TASK TO CARRY OUT -
From the listing below, copy each line where "JSON" occurs.
···
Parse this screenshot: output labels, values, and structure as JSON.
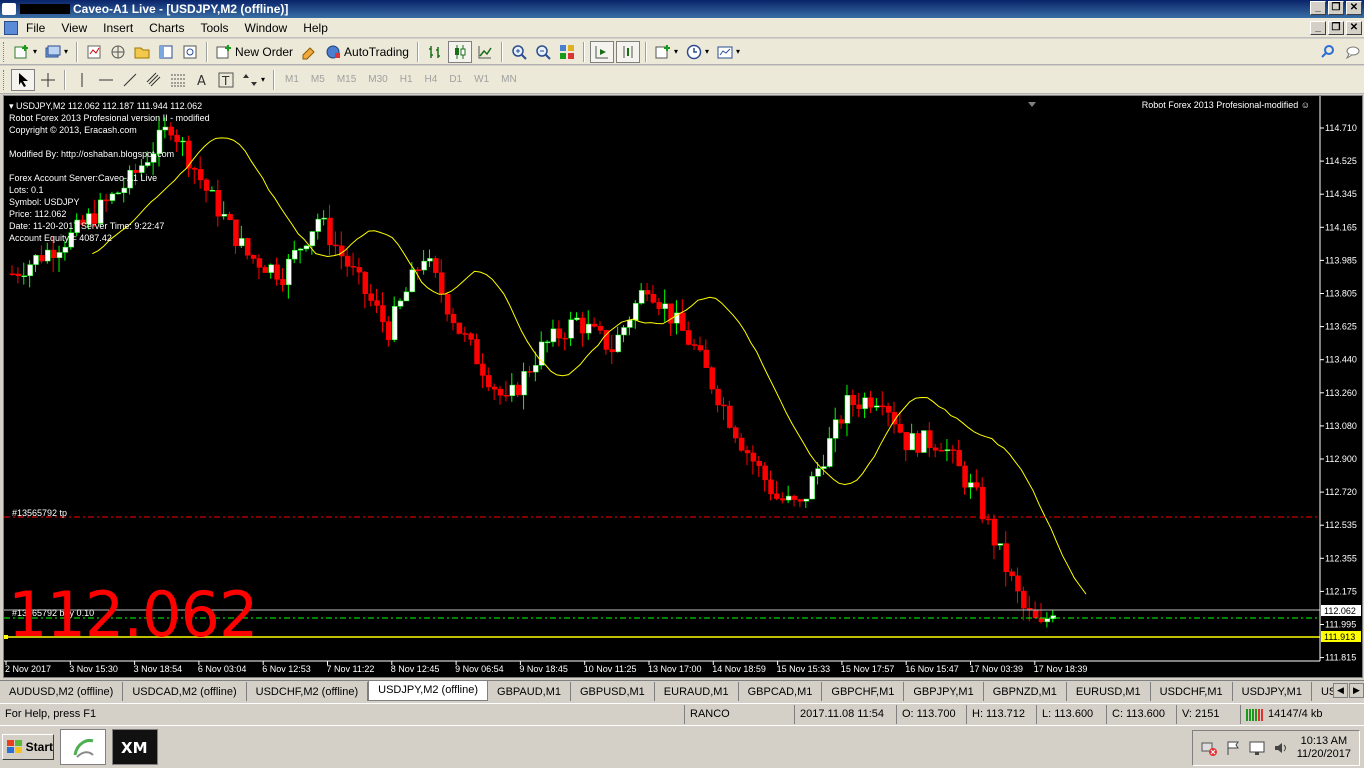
{
  "window": {
    "title": "Caveo-A1 Live - [USDJPY,M2 (offline)]",
    "controls": [
      "_",
      "❐",
      "✕"
    ],
    "inner_controls": [
      "_",
      "❐",
      "✕"
    ]
  },
  "menu": [
    "File",
    "View",
    "Insert",
    "Charts",
    "Tools",
    "Window",
    "Help"
  ],
  "toolbar": {
    "new_order": "New Order",
    "autotrading": "AutoTrading"
  },
  "periods": [
    "M1",
    "M5",
    "M15",
    "M30",
    "H1",
    "H4",
    "D1",
    "W1",
    "MN"
  ],
  "chart": {
    "header": "USDJPY,M2  112.062 112.187 111.944 112.062",
    "info_lines": [
      "Robot Forex 2013 Profesional version II - modified",
      "Copyright © 2013, Eracash.com",
      "",
      "Modified By: http://oshaban.blogspot.com",
      "",
      "Forex Account Server:Caveo-A1 Live",
      "Lots:  0.1",
      "Symbol: USDJPY",
      "Price:  112.062",
      "Date: 11-20-2017  Server Time: 9:22:47",
      "Account Equity = 4087.42"
    ],
    "robot_label": "Robot Forex 2013 Profesional-modified ☺",
    "big_price": "112.062",
    "tp_label": "#13565792 tp",
    "buy_label": "#13565792 buy 0.10",
    "y_axis": [
      "114.710",
      "114.525",
      "114.345",
      "114.165",
      "113.985",
      "113.805",
      "113.625",
      "113.440",
      "113.260",
      "113.080",
      "112.900",
      "112.720",
      "112.535",
      "112.355",
      "112.175",
      "111.995",
      "111.815"
    ],
    "price_tag": "112.062",
    "tp_tag": "111.913",
    "x_axis": [
      "2 Nov 2017",
      "3 Nov 15:30",
      "3 Nov 18:54",
      "6 Nov 03:04",
      "6 Nov 12:53",
      "7 Nov 11:22",
      "8 Nov 12:45",
      "9 Nov 06:54",
      "9 Nov 18:45",
      "10 Nov 11:25",
      "13 Nov 17:00",
      "14 Nov 18:59",
      "15 Nov 15:33",
      "15 Nov 17:57",
      "16 Nov 15:47",
      "17 Nov 03:39",
      "17 Nov 18:39"
    ],
    "colors": {
      "background": "#000000",
      "bear": "#ff0000",
      "bull": "#ffffff",
      "wick": "#00ff00",
      "ma": "#ffff00",
      "tp_line": "#ff0000",
      "buy_line": "#00ff00",
      "bid_line": "#c0c0c0",
      "yellow_line": "#ffff00"
    }
  },
  "tabs": [
    "AUDUSD,M2 (offline)",
    "USDCAD,M2 (offline)",
    "USDCHF,M2 (offline)",
    "USDJPY,M2 (offline)",
    "GBPAUD,M1",
    "GBPUSD,M1",
    "EURAUD,M1",
    "GBPCAD,M1",
    "GBPCHF,M1",
    "GBPJPY,M1",
    "GBPNZD,M1",
    "EURUSD,M1",
    "USDCHF,M1",
    "USDJPY,M1",
    "USDCA"
  ],
  "status": {
    "help": "For Help, press F1",
    "profile": "RANCO",
    "datetime": "2017.11.08 11:54",
    "open": "O: 113.700",
    "high": "H: 113.712",
    "low": "L: 113.600",
    "close": "C: 113.600",
    "volume": "V: 2151",
    "traffic": "14147/4 kb"
  },
  "taskbar": {
    "start": "Start",
    "time": "10:13 AM",
    "date": "11/20/2017"
  }
}
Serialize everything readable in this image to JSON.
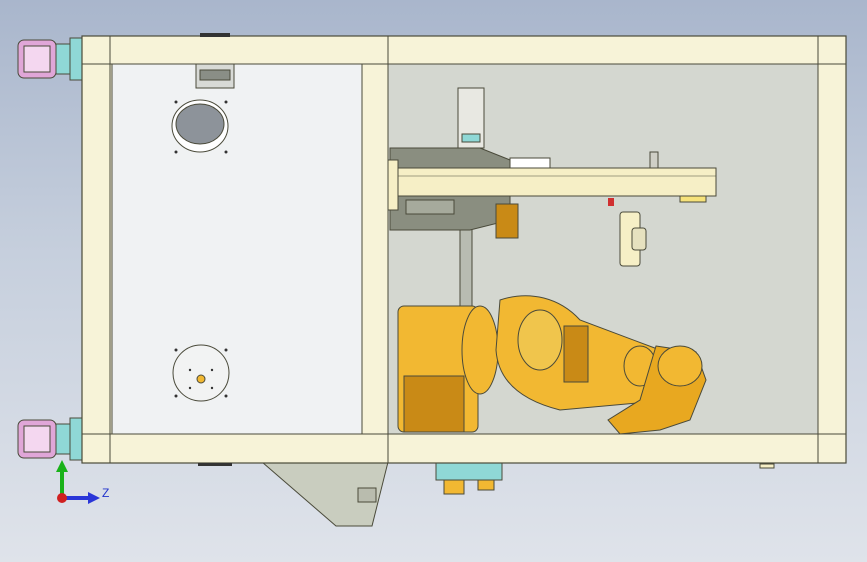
{
  "viewport": {
    "axis_triad": {
      "z_label": "Z"
    }
  },
  "colors": {
    "frame": "#f7f3d8",
    "frame_edge": "#4a4a3a",
    "panel": "#f0f2f3",
    "interior": "#d4d7d0",
    "robot": "#f2b832",
    "robot_dark": "#c98a16",
    "caster_pink": "#e0a6d8",
    "caster_cyan": "#8fd8d6",
    "steel": "#7f8378",
    "plate": "#f6efc6",
    "axis_y": "#19b219",
    "axis_z": "#2a36d8",
    "axis_origin": "#d02020"
  },
  "icons": [
    "axis-triad-icon"
  ]
}
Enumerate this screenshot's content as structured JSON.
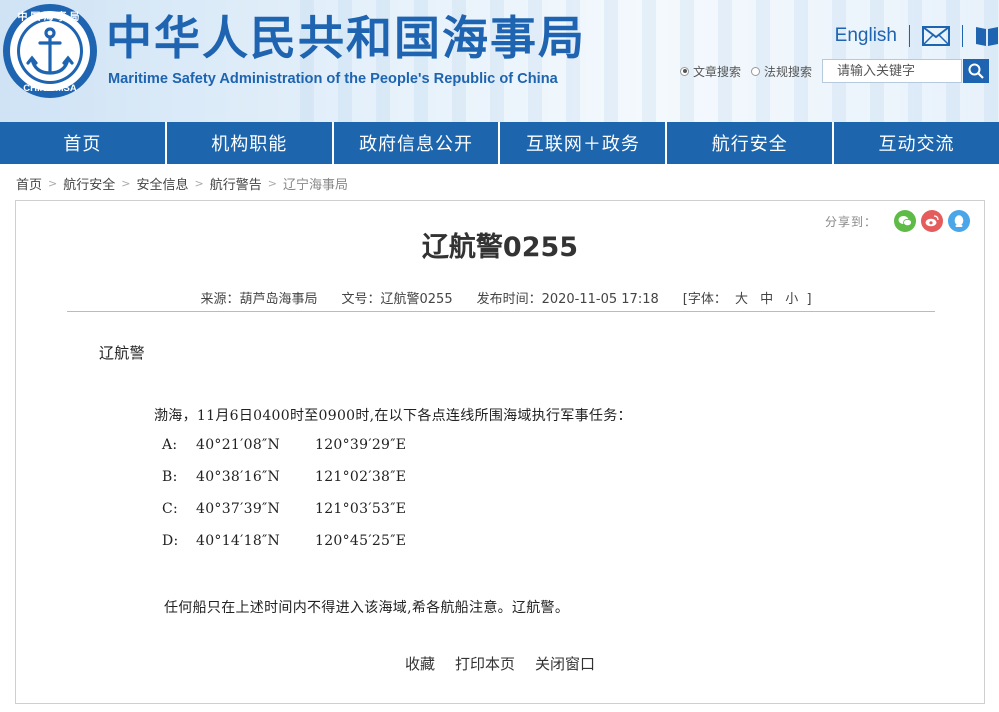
{
  "colors": {
    "brand_blue": "#1e64b0",
    "nav_bg": "#1d66ae",
    "wechat_green": "#5dbb46",
    "weibo_red": "#e45c5c",
    "qq_blue": "#4aa6e8"
  },
  "header": {
    "logo_top_text": "中国海事局",
    "logo_bottom_text": "CHINA MSA",
    "title_cn": "中华人民共和国海事局",
    "title_en": "Maritime Safety Administration of the People's Republic of China",
    "language_link": "English",
    "mail_icon": "envelope-icon",
    "book_icon": "book-icon",
    "search": {
      "options": [
        {
          "label": "文章搜索",
          "selected": true
        },
        {
          "label": "法规搜索",
          "selected": false
        }
      ],
      "placeholder": "请输入关键字",
      "button_icon": "search-icon"
    }
  },
  "nav": {
    "items": [
      {
        "label": "首页"
      },
      {
        "label": "机构职能"
      },
      {
        "label": "政府信息公开"
      },
      {
        "label": "互联网＋政务"
      },
      {
        "label": "航行安全"
      },
      {
        "label": "互动交流"
      }
    ]
  },
  "breadcrumb": {
    "separator": ">",
    "items": [
      {
        "label": "首页"
      },
      {
        "label": "航行安全"
      },
      {
        "label": "安全信息"
      },
      {
        "label": "航行警告"
      },
      {
        "label": "辽宁海事局"
      }
    ]
  },
  "article": {
    "share_label": "分享到：",
    "share_icons": [
      "wechat-icon",
      "weibo-icon",
      "qq-icon"
    ],
    "title": "辽航警0255",
    "meta": {
      "source": "来源：葫芦岛海事局",
      "doc_no": "文号：辽航警0255",
      "published": "发布时间：2020-11-05 17:18",
      "font_label": "[字体：",
      "font_sizes": [
        "大",
        "中",
        "小"
      ],
      "font_close": "]"
    },
    "heading": "辽航警",
    "intro": "渤海，11月6日0400时至0900时,在以下各点连线所围海域执行军事任务：",
    "points": [
      {
        "key": "A:",
        "lat": "40°21′08″N",
        "lon": "120°39′29″E"
      },
      {
        "key": "B:",
        "lat": "40°38′16″N",
        "lon": "121°02′38″E"
      },
      {
        "key": "C:",
        "lat": "40°37′39″N",
        "lon": "121°03′53″E"
      },
      {
        "key": "D:",
        "lat": "40°14′18″N",
        "lon": "120°45′25″E"
      }
    ],
    "notice": "任何船只在上述时间内不得进入该海域,希各航船注意。辽航警。",
    "actions": [
      "收藏",
      "打印本页",
      "关闭窗口"
    ]
  }
}
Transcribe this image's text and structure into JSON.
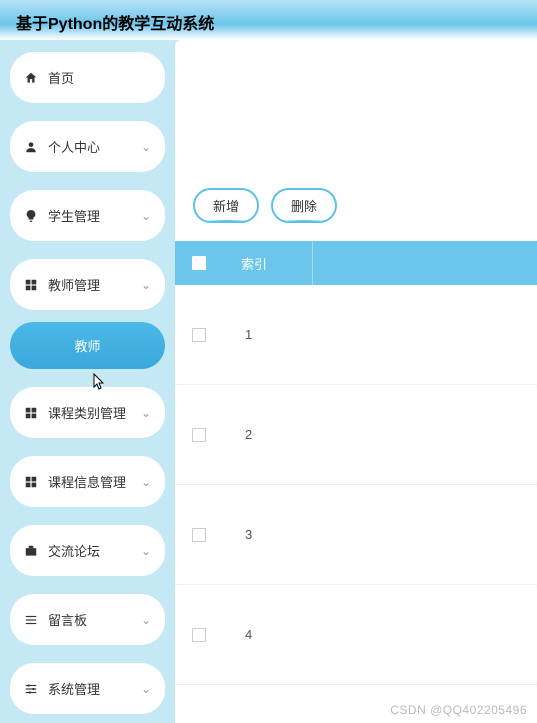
{
  "header": {
    "title": "基于Python的教学互动系统"
  },
  "sidebar": {
    "items": [
      {
        "label": "首页",
        "icon": "home",
        "expandable": false
      },
      {
        "label": "个人中心",
        "icon": "user",
        "expandable": true
      },
      {
        "label": "学生管理",
        "icon": "bulb",
        "expandable": true
      },
      {
        "label": "教师管理",
        "icon": "grid",
        "expandable": true,
        "expanded": true,
        "sub": [
          {
            "label": "教师"
          }
        ]
      },
      {
        "label": "课程类别管理",
        "icon": "grid",
        "expandable": true
      },
      {
        "label": "课程信息管理",
        "icon": "grid",
        "expandable": true
      },
      {
        "label": "交流论坛",
        "icon": "briefcase",
        "expandable": true
      },
      {
        "label": "留言板",
        "icon": "list",
        "expandable": true
      },
      {
        "label": "系统管理",
        "icon": "sliders",
        "expandable": true
      }
    ]
  },
  "actions": {
    "add": "新增",
    "delete": "删除"
  },
  "table": {
    "headers": {
      "index": "索引"
    },
    "rows": [
      {
        "index": "1"
      },
      {
        "index": "2"
      },
      {
        "index": "3"
      },
      {
        "index": "4"
      }
    ]
  },
  "watermark": "CSDN @QQ402205496"
}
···
RESULT -
Parse this screenshot: output labels, values, and structure as JSON.
Serialize everything readable in this image to JSON.
Enumerate this screenshot's content as structured JSON.
Transcribe this image's text and structure into JSON.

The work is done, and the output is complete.